What additional activities have you been involved in while at Villanova? Though I was only here 14 months, the impact of the opportunities Villanova offered will last a lifetime. In November, I attended the Student Nursing Association of Pennsylvania convention in the Poconos where a classmate and I wrote a health policy which was adopted by the state board! In April, our policy then was presented to the National Student Nurses Association in Nashville, Tenn. where it was adopted unanimously on the national level. This policy encourages nursing schools to promote awareness and education of how nursing students can be more involved with stopping the stigma surrounding mental health among their collegiate athlete peers.
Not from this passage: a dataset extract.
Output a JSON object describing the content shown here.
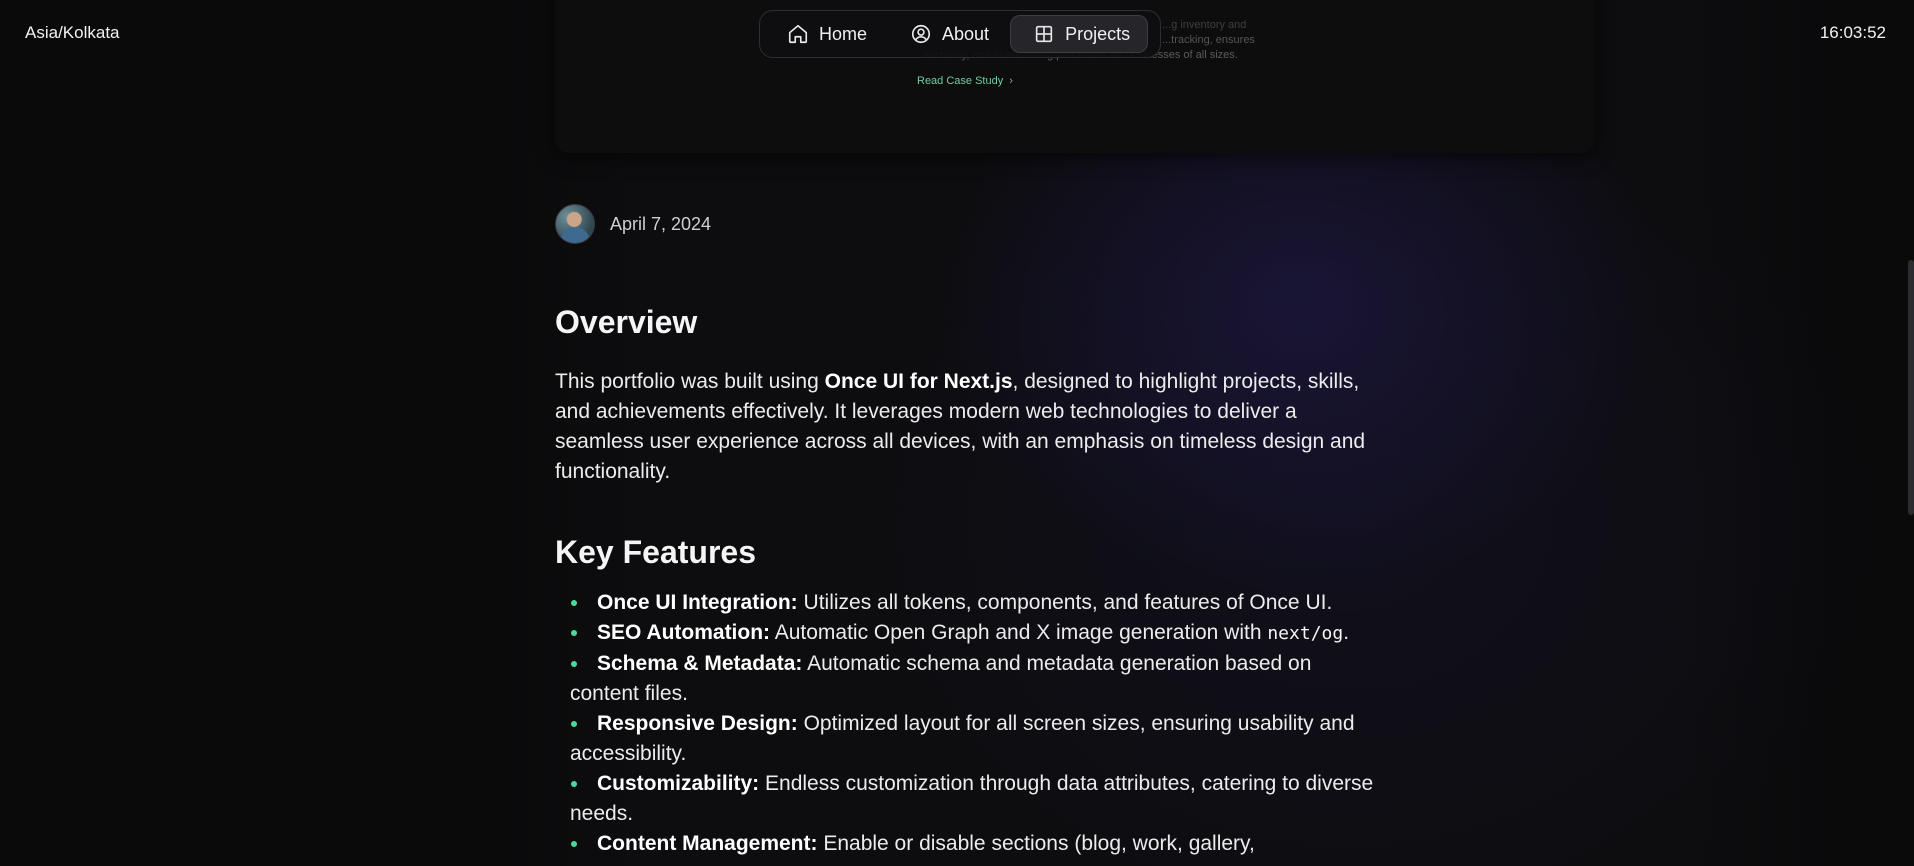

In June, several classmates and I headed out to the Blackfeet Indian Reservation in Browning, Mont. to complete our community health clinical rotation. There, we provided education to students while also learning about their history, culture and unique experiences with traditional and modern healthcare.
What have you enjoyed about the program? Everything! In all seriousness, this program was amazing. What’s special about the second-degree program is that we all came from different walks of life and relied on each other’s experience to apply that into our nursing practice. The staff was genuinely invested in learning our stories and using them to help us find our niche in the nursing field. The intensity of the program allowed for deep connections to be made with my classmates and professors and I look forward to being their colleagues soon!
What’s been challenging? What was challenging was quickly finding a balance between academics, work and self-care. Fortunately, the admissions staff were very up front about the pace and expectations of students, so I was able to plan ahead when tackling the challenge of time management.
What difference has being a Conway Scholar made in your education experience? I am incredibly grateful to be a Conway Scholar because of the relief it provided during the program. Because of the financial assistance I received, I was able to work less and focus more on my studies. The scholarship relieved many burdens, and as a result, my studies were stronger, and I was able to give my patients the best care I possibly could as a nursing student.
What are your career goals in nursing? Initially, I’d love to end up in a cardiac intensive care unit. As I get older and my lifestyle changes, I can see myself doing community health nursing in underprivileged communities, both stateside and internationally.
What advice would you share with a future student? Breathe! Take the program one day at a time. Join nursing clubs, attend talks with guest speakers, and rely on your professors when you need guidance/advice.
Anything else you’d like to add? THANK YOU, Villanova and Conway family, for this unforgettable experience.